Bigger isn't always better—but when it comes to drones, it kind of is.
All you need is a battery, a magnet, and some wires to build your own quasi-fictional submarine drive.
Set up an intersection the wrong way, and an oncoming car can be completely blind to an approaching biker—with fatal consequences.
If you shoot an arrow straight up into the air, could it fall down fast enough to kill you? Physics can tell.
You can't see a giant rolling version of London and not calculate the heck out of it.
Can fast-moving plastic sheets create an invisible wall? Maybe, maybe not. But you can definitely explore the electric effects of plastic on your own.
Let's calculate how much energy your LEDs suck up relative to old-school incandescents.
Thermoelectric generators with no moving parts are small and reliable—which makes them perfect for spacecraft like Voyager and Cassini.
This crazy parkour move, where a guy bounds up between two walls by jumping from one to the other, is based on the momentum principle and friction.
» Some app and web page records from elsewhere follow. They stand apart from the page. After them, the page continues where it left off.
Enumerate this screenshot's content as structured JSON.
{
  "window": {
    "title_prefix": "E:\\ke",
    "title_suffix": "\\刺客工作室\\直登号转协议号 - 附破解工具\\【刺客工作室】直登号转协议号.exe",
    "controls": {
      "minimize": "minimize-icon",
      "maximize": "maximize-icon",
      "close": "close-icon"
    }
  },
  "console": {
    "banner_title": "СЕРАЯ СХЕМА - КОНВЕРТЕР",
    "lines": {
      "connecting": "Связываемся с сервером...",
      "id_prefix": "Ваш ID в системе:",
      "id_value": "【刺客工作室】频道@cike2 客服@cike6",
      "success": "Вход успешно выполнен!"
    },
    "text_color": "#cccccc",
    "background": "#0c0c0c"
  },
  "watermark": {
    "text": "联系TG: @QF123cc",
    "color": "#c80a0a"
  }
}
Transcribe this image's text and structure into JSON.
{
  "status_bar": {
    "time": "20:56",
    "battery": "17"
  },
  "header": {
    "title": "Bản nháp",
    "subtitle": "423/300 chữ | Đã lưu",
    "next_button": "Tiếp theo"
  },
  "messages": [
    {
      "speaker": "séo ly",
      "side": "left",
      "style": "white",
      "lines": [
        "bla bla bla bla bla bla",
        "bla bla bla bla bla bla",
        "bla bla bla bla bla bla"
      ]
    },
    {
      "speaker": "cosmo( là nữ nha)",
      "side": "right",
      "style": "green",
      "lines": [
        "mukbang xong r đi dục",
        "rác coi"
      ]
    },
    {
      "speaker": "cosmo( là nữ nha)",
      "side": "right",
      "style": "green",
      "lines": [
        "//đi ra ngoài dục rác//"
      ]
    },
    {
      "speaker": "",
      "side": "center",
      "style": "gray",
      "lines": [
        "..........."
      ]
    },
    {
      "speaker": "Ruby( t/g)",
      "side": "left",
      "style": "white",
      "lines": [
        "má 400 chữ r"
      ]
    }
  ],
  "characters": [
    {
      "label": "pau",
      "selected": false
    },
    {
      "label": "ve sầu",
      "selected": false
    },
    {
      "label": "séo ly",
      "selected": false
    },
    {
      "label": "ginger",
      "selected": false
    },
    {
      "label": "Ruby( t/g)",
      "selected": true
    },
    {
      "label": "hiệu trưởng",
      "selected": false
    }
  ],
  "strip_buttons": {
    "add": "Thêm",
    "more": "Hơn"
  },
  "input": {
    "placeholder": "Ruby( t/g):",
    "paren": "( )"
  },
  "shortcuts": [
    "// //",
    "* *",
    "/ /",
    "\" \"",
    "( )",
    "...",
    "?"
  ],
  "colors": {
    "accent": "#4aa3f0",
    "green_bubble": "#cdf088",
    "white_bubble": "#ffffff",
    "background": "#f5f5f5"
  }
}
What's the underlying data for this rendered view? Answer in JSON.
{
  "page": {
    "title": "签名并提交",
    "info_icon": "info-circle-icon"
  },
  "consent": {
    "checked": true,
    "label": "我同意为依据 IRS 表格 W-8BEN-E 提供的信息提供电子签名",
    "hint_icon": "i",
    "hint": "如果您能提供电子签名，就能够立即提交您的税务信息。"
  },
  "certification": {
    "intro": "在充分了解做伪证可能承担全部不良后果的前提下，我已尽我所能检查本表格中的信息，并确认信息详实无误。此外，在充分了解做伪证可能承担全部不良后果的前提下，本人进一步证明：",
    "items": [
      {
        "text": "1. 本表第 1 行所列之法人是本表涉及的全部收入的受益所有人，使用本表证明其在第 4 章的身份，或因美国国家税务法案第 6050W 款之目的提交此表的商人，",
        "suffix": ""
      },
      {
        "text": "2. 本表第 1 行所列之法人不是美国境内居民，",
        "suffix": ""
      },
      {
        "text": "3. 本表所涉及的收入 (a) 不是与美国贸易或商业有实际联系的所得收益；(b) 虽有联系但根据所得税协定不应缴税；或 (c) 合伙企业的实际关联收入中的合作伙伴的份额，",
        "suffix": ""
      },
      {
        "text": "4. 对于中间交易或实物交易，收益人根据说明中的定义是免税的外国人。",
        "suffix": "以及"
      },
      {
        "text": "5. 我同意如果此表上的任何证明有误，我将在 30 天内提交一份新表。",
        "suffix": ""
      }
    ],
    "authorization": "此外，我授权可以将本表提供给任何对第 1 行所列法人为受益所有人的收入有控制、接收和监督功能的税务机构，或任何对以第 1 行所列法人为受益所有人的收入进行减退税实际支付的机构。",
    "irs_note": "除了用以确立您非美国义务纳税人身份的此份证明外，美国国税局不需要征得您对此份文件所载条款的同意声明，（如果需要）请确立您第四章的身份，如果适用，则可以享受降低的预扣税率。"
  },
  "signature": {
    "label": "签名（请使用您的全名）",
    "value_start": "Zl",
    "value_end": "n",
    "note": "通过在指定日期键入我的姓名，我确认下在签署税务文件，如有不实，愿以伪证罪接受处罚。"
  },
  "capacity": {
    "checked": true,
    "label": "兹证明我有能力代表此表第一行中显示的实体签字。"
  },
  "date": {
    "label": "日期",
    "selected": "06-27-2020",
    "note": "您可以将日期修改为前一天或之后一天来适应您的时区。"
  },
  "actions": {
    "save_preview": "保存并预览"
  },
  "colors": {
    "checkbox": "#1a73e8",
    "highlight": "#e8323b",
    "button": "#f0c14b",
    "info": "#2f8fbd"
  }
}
The spring inside a clicky pen is a perfect way to learn about projectile motion.